*** Data ***

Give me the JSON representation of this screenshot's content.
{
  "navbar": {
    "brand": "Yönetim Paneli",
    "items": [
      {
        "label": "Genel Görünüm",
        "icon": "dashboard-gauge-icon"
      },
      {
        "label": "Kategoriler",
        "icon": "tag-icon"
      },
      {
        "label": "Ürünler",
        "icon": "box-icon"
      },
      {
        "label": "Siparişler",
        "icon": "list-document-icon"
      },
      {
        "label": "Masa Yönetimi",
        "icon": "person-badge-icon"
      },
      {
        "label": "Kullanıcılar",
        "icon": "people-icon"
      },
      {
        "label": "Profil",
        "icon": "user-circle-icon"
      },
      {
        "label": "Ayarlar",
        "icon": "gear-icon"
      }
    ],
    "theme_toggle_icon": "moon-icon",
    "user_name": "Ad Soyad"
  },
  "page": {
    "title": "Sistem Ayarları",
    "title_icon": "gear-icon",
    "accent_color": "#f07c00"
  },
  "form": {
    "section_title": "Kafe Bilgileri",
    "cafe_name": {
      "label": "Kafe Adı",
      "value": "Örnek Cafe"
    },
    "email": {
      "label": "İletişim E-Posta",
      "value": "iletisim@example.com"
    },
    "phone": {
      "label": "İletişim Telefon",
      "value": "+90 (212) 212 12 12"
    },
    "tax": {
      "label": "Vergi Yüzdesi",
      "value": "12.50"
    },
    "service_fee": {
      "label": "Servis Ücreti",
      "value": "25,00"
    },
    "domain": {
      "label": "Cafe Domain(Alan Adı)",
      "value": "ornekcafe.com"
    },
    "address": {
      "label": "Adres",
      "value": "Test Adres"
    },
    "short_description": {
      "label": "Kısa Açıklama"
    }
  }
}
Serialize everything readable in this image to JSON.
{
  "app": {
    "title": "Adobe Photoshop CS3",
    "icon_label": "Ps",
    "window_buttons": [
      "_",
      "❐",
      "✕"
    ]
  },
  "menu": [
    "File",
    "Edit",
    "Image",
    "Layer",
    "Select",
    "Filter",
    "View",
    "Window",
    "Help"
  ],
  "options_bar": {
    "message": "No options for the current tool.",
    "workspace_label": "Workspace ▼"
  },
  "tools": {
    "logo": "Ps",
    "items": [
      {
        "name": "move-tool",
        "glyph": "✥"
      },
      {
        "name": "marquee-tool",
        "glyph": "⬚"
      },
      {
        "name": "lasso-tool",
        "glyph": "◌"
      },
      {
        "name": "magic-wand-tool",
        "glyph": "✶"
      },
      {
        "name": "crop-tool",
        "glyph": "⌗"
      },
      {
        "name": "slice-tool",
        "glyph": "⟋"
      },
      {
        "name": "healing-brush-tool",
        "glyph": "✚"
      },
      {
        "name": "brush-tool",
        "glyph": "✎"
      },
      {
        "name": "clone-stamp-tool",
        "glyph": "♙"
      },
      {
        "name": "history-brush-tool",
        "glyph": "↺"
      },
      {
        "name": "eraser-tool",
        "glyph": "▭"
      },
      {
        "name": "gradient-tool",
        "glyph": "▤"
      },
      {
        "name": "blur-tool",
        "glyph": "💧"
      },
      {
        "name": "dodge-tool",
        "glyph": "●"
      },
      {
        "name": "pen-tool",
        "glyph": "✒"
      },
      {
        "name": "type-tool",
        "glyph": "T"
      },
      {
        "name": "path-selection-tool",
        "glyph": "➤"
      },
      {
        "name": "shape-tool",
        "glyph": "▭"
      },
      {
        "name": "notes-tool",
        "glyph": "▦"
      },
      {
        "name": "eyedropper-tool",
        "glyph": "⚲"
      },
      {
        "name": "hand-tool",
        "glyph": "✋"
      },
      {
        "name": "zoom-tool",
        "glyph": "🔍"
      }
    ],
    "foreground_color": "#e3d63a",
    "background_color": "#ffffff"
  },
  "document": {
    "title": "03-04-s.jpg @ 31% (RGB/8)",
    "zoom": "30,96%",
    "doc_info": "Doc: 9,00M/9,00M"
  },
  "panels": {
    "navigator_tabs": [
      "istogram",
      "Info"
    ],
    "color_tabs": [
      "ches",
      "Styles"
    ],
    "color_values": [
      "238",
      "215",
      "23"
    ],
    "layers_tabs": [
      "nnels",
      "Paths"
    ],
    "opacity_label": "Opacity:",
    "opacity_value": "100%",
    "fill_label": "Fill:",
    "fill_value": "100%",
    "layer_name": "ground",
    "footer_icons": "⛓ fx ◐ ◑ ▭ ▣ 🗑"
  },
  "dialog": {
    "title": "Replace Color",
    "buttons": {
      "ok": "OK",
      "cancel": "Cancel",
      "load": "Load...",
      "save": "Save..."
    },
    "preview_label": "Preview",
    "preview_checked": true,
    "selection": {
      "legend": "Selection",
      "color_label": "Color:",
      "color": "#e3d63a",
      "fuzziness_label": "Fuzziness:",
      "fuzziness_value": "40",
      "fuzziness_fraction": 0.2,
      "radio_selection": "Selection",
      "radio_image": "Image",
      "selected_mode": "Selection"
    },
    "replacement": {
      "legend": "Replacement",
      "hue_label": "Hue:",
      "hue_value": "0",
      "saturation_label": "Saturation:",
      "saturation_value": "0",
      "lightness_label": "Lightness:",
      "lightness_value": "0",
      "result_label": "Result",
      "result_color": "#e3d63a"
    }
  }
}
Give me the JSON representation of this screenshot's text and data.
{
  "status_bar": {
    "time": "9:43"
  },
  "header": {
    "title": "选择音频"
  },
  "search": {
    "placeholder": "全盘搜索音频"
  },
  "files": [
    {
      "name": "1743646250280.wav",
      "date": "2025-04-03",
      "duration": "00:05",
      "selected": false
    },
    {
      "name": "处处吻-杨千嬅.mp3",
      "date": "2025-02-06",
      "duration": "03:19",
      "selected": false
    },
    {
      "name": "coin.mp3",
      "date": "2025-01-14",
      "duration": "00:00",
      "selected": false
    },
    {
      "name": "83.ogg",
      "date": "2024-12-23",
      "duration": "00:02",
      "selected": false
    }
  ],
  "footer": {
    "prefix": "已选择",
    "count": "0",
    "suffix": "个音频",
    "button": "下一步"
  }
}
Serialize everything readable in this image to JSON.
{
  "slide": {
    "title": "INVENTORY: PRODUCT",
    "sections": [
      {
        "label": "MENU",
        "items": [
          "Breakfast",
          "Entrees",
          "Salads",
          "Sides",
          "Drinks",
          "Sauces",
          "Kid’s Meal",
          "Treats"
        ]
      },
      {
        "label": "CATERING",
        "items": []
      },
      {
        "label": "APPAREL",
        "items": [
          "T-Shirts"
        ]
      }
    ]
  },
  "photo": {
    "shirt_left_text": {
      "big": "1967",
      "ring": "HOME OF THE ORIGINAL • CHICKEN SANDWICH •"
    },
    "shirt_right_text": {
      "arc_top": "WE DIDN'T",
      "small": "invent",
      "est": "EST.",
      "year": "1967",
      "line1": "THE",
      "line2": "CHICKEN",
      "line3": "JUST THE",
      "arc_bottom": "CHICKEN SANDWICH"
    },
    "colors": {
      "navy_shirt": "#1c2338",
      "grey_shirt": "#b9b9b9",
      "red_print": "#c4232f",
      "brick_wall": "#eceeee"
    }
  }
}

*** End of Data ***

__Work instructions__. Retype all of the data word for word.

__Exercise answer__.
Give me the JSON representation of this screenshot's content.
{
  "navbar": {
    "brand": "Yönetim Paneli",
    "items": [
      {
        "label": "Genel Görünüm",
        "icon": "dashboard-gauge-icon"
      },
      {
        "label": "Kategoriler",
        "icon": "tag-icon"
      },
      {
        "label": "Ürünler",
        "icon": "box-icon"
      },
      {
        "label": "Siparişler",
        "icon": "list-document-icon"
      },
      {
        "label": "Masa Yönetimi",
        "icon": "person-badge-icon"
      },
      {
        "label": "Kullanıcılar",
        "icon": "people-icon"
      },
      {
        "label": "Profil",
        "icon": "user-circle-icon"
      },
      {
        "label": "Ayarlar",
        "icon": "gear-icon"
      }
    ],
    "theme_toggle_icon": "moon-icon",
    "user_name": "Ad Soyad"
  },
  "page": {
    "title": "Sistem Ayarları",
    "title_icon": "gear-icon",
    "accent_color": "#f07c00"
  },
  "form": {
    "section_title": "Kafe Bilgileri",
    "cafe_name": {
      "label": "Kafe Adı",
      "value": "Örnek Cafe"
    },
    "email": {
      "label": "İletişim E-Posta",
      "value": "iletisim@example.com"
    },
    "phone": {
      "label": "İletişim Telefon",
      "value": "+90 (212) 212 12 12"
    },
    "tax": {
      "label": "Vergi Yüzdesi",
      "value": "12.50"
    },
    "service_fee": {
      "label": "Servis Ücreti",
      "value": "25,00"
    },
    "domain": {
      "label": "Cafe Domain(Alan Adı)",
      "value": "ornekcafe.com"
    },
    "address": {
      "label": "Adres",
      "value": "Test Adres"
    },
    "short_description": {
      "label": "Kısa Açıklama"
    }
  }
}
Serialize everything readable in this image to JSON.
{
  "app": {
    "title": "Adobe Photoshop CS3",
    "icon_label": "Ps",
    "window_buttons": [
      "_",
      "❐",
      "✕"
    ]
  },
  "menu": [
    "File",
    "Edit",
    "Image",
    "Layer",
    "Select",
    "Filter",
    "View",
    "Window",
    "Help"
  ],
  "options_bar": {
    "message": "No options for the current tool.",
    "workspace_label": "Workspace ▼"
  },
  "tools": {
    "logo": "Ps",
    "items": [
      {
        "name": "move-tool",
        "glyph": "✥"
      },
      {
        "name": "marquee-tool",
        "glyph": "⬚"
      },
      {
        "name": "lasso-tool",
        "glyph": "◌"
      },
      {
        "name": "magic-wand-tool",
        "glyph": "✶"
      },
      {
        "name": "crop-tool",
        "glyph": "⌗"
      },
      {
        "name": "slice-tool",
        "glyph": "⟋"
      },
      {
        "name": "healing-brush-tool",
        "glyph": "✚"
      },
      {
        "name": "brush-tool",
        "glyph": "✎"
      },
      {
        "name": "clone-stamp-tool",
        "glyph": "♙"
      },
      {
        "name": "history-brush-tool",
        "glyph": "↺"
      },
      {
        "name": "eraser-tool",
        "glyph": "▭"
      },
      {
        "name": "gradient-tool",
        "glyph": "▤"
      },
      {
        "name": "blur-tool",
        "glyph": "💧"
      },
      {
        "name": "dodge-tool",
        "glyph": "●"
      },
      {
        "name": "pen-tool",
        "glyph": "✒"
      },
      {
        "name": "type-tool",
        "glyph": "T"
      },
      {
        "name": "path-selection-tool",
        "glyph": "➤"
      },
      {
        "name": "shape-tool",
        "glyph": "▭"
      },
      {
        "name": "notes-tool",
        "glyph": "▦"
      },
      {
        "name": "eyedropper-tool",
        "glyph": "⚲"
      },
      {
        "name": "hand-tool",
        "glyph": "✋"
      },
      {
        "name": "zoom-tool",
        "glyph": "🔍"
      }
    ],
    "foreground_color": "#e3d63a",
    "background_color": "#ffffff"
  },
  "document": {
    "title": "03-04-s.jpg @ 31% (RGB/8)",
    "zoom": "30,96%",
    "doc_info": "Doc: 9,00M/9,00M"
  },
  "panels": {
    "navigator_tabs": [
      "istogram",
      "Info"
    ],
    "color_tabs": [
      "ches",
      "Styles"
    ],
    "color_values": [
      "238",
      "215",
      "23"
    ],
    "layers_tabs": [
      "nnels",
      "Paths"
    ],
    "opacity_label": "Opacity:",
    "opacity_value": "100%",
    "fill_label": "Fill:",
    "fill_value": "100%",
    "layer_name": "ground",
    "footer_icons": "⛓ fx ◐ ◑ ▭ ▣ 🗑"
  },
  "dialog": {
    "title": "Replace Color",
    "buttons": {
      "ok": "OK",
      "cancel": "Cancel",
      "load": "Load...",
      "save": "Save..."
    },
    "preview_label": "Preview",
    "preview_checked": true,
    "selection": {
      "legend": "Selection",
      "color_label": "Color:",
      "color": "#e3d63a",
      "fuzziness_label": "Fuzziness:",
      "fuzziness_value": "40",
      "fuzziness_fraction": 0.2,
      "radio_selection": "Selection",
      "radio_image": "Image",
      "selected_mode": "Selection"
    },
    "replacement": {
      "legend": "Replacement",
      "hue_label": "Hue:",
      "hue_value": "0",
      "saturation_label": "Saturation:",
      "saturation_value": "0",
      "lightness_label": "Lightness:",
      "lightness_value": "0",
      "result_label": "Result",
      "result_color": "#e3d63a"
    }
  }
}
Give me the JSON representation of this screenshot's text and data.
{
  "status_bar": {
    "time": "9:43"
  },
  "header": {
    "title": "选择音频"
  },
  "search": {
    "placeholder": "全盘搜索音频"
  },
  "files": [
    {
      "name": "1743646250280.wav",
      "date": "2025-04-03",
      "duration": "00:05",
      "selected": false
    },
    {
      "name": "处处吻-杨千嬅.mp3",
      "date": "2025-02-06",
      "duration": "03:19",
      "selected": false
    },
    {
      "name": "coin.mp3",
      "date": "2025-01-14",
      "duration": "00:00",
      "selected": false
    },
    {
      "name": "83.ogg",
      "date": "2024-12-23",
      "duration": "00:02",
      "selected": false
    }
  ],
  "footer": {
    "prefix": "已选择",
    "count": "0",
    "suffix": "个音频",
    "button": "下一步"
  }
}
Serialize everything readable in this image to JSON.
{
  "slide": {
    "title": "INVENTORY: PRODUCT",
    "sections": [
      {
        "label": "MENU",
        "items": [
          "Breakfast",
          "Entrees",
          "Salads",
          "Sides",
          "Drinks",
          "Sauces",
          "Kid’s Meal",
          "Treats"
        ]
      },
      {
        "label": "CATERING",
        "items": []
      },
      {
        "label": "APPAREL",
        "items": [
          "T-Shirts"
        ]
      }
    ]
  },
  "photo": {
    "shirt_left_text": {
      "big": "1967",
      "ring": "HOME OF THE ORIGINAL • CHICKEN SANDWICH •"
    },
    "shirt_right_text": {
      "arc_top": "WE DIDN'T",
      "small": "invent",
      "est": "EST.",
      "year": "1967",
      "line1": "THE",
      "line2": "CHICKEN",
      "line3": "JUST THE",
      "arc_bottom": "CHICKEN SANDWICH"
    },
    "colors": {
      "navy_shirt": "#1c2338",
      "grey_shirt": "#b9b9b9",
      "red_print": "#c4232f",
      "brick_wall": "#eceeee"
    }
  }
}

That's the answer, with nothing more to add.